Since the dawn of ICOs there has been fraud, whether it be phishing or exit-scams. However, there are other scams, the kind that promise certain returns or products and then simply fail to deliver. While these may have started out with good intentions, they are still scams and are just as dangerous to the industry, if not more so as it costs both money and time. Two such scams have just emerged in Sweden and Slovenia: the ICOs Starflow and Futourist look unlikely to be able to deliver on their promises.
The ICOs Starflow and Futourist that targeted Slovenia and Sweden have been discovered to be mostly scams.
More pointless ICOs
Despite the highly lucrative and over-hyped industry, the majority of ICOs are proving to be pointless. Thousands of ICOs have popped up in the last year which collectively raised millions of dollars. However, only 10% of ICOs are truly worth investing time and money in, and only 5% have what it takes for longevity. The majority of ICOs are only worth investing in for a quick flip while the hype is still there, before it dies down and the project comes to a halt. Most countries have experienced ICOs like this, and now something similar has popped up in Sweden and Slovenia.
Starflow seems the most elaborate of the two, having promised to create a platform which brands can utilize to get money for their content. There are no obvious errors on the website; it has an average design and looks legitimate. However, once you read the white paper, things start to go awry.
While the white paper boasts a sleek design, it is filled with nonsensical statements. In addition, it begins with a four-page-long disclaimer including statements that are mostly grounded in wishful thinking instead of facts, figures, and market research. The rest of the white paper continues in this vein.
The team behind the project
Any investor worth his salt should first fine-comb the white paper before deciding to invest, and follow this up with research into the team behind the project. The investor should ask what the team’s collective experience is like and whether their expertise suits the demands of the project. Starflow is backed by Johan Staël von Holstein, who also serves as one of its advisers. The website states that von Holstein is a notorious entrepreneur, which is not entirely untrue. Von Holstein backed a venture during the dot-com boom, known as Icon Medialab. This venture, however, experienced a 98% plunge in shares within a year and subsequently 500 lost jobs.
Vol Holstein’s Twitter bio once again notes that he is a “serial investor” along with weighty terms such as “internet visionary”. More worrying, however, is the fact that the majority of Starflow’s Twitter followers are fake.
The problem with Futourist
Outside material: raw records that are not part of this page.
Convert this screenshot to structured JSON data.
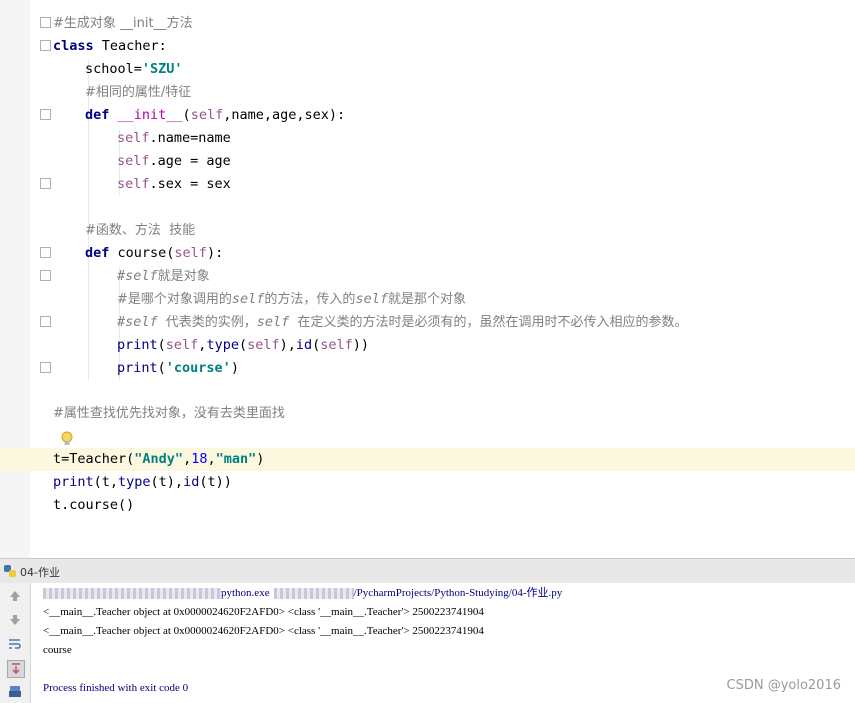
{
  "editor": {
    "lines": [
      {
        "key": "l0"
      },
      {
        "key": "l1"
      }
    ],
    "top_comment": "#生成对象 __init__方法",
    "class_kw": "class",
    "class_name": " Teacher:",
    "school_name": "school=",
    "school_value": "'SZU'",
    "comment_attr": "#相同的属性/特征",
    "def_kw": "def",
    "init_name": " __init__",
    "init_open": "(",
    "init_self": "self",
    "init_params": ",name,age,sex):",
    "self1": "self",
    "assign1": ".name=name",
    "self2": "self",
    "assign2": ".age = age",
    "self3": "self",
    "assign3": ".sex = sex",
    "comment_func": "#函数、方法  技能",
    "def_kw2": "def",
    "course_name": " course(",
    "course_self": "self",
    "course_close": "):",
    "c1_hash": "#",
    "c1_self": "self",
    "c1_rest": "就是对象",
    "c2_a": "#是哪个对象调用的",
    "c2_self": "self",
    "c2_b": "的方法，传入的",
    "c2_self2": "self",
    "c2_c": "就是那个对象",
    "c3_a": "#self ",
    "c3_b": "代表类的实例，",
    "c3_self": "self ",
    "c3_c": "在定义类的方法时是必须有的，虽然在调用时不必传入相应的参数。",
    "p1_print": "print",
    "p1_open": "(",
    "p1_self": "self",
    "p1_comma": ",",
    "p1_type": "type",
    "p1_o2": "(",
    "p1_self2": "self",
    "p1_c2": "),",
    "p1_id": "id",
    "p1_o3": "(",
    "p1_self3": "self",
    "p1_c3": "))",
    "p2_print": "print",
    "p2_open": "(",
    "p2_str": "'course'",
    "p2_close": ")",
    "comment_lookup": "#属性查找优先找对象，没有去类里面找",
    "t_assign": "t=Teacher(",
    "t_arg1": "\"Andy\"",
    "t_c1": ",",
    "t_arg2": "18",
    "t_c2": ",",
    "t_arg3": "\"man\"",
    "t_close": ")",
    "p3_print": "print",
    "p3_rest_a": "(t,",
    "p3_type": "type",
    "p3_rest_b": "(t),",
    "p3_id": "id",
    "p3_rest_c": "(t))",
    "last_line": "t.course()"
  },
  "run": {
    "tab_title": "04-作业",
    "cmd_a": "python.exe",
    "cmd_b": "/PycharmProjects/Python-Studying/04-作业.py",
    "out1": "<__main__.Teacher object at 0x0000024620F2AFD0> <class '__main__.Teacher'> 2500223741904",
    "out2": "<__main__.Teacher object at 0x0000024620F2AFD0> <class '__main__.Teacher'> 2500223741904",
    "out3": "course",
    "finished": "Process finished with exit code 0"
  },
  "watermark": "CSDN @yolo2016",
  "colors": {
    "keyword": "#000080",
    "self": "#94558d",
    "string": "#008080",
    "comment": "#808080",
    "number": "#0000ff",
    "highlight": "#fcf8e0"
  }
}
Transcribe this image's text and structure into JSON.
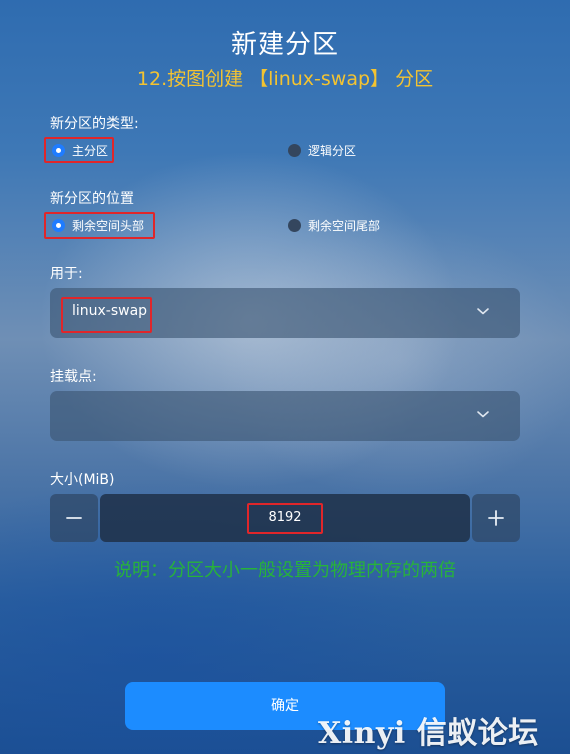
{
  "dialog": {
    "title": "新建分区",
    "annotation": "12.按图创建 【linux-swap】 分区"
  },
  "partition_type": {
    "label": "新分区的类型:",
    "options": [
      {
        "label": "主分区",
        "selected": true
      },
      {
        "label": "逻辑分区",
        "selected": false
      }
    ]
  },
  "partition_location": {
    "label": "新分区的位置",
    "options": [
      {
        "label": "剩余空间头部",
        "selected": true
      },
      {
        "label": "剩余空间尾部",
        "selected": false
      }
    ]
  },
  "filesystem": {
    "label": "用于:",
    "value": "linux-swap",
    "icon": "chevron-down-icon"
  },
  "mount_point": {
    "label": "挂载点:",
    "value": "",
    "icon": "chevron-down-icon"
  },
  "size": {
    "label": "大小(MiB)",
    "value": "8192",
    "decrement_icon": "minus-icon",
    "increment_icon": "plus-icon"
  },
  "note": "说明：分区大小一般设置为物理内存的两倍",
  "confirm_button": "确定",
  "watermark": "Xinyi 信蚁论坛",
  "colors": {
    "accent": "#1c8cff",
    "annotation_yellow": "#f3c331",
    "annotation_red": "#e0262a",
    "note_green": "#27b33a"
  }
}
While Sweden deals with the fallout from Starflow, Slovenia has been plagued with Futourist, which is suspiciously similar to Starflow in its promises. Futourist promised a platform that rewards users for good content. Payments are conducted via ERC-20 Futourist Tokens, which might make sense in the greater scheme of things, but can only be legitimate if the platform is popular enough, which seems unlikely at the moment.
Starflow and Futourist prove nothing except for the fact that investor should be extra cautious when it comes to investing in an ICO. Take the time to research the project and look at the team, their market research, and the validity of the project, instead of being misled by well-designed websites and misleading, empty phrases.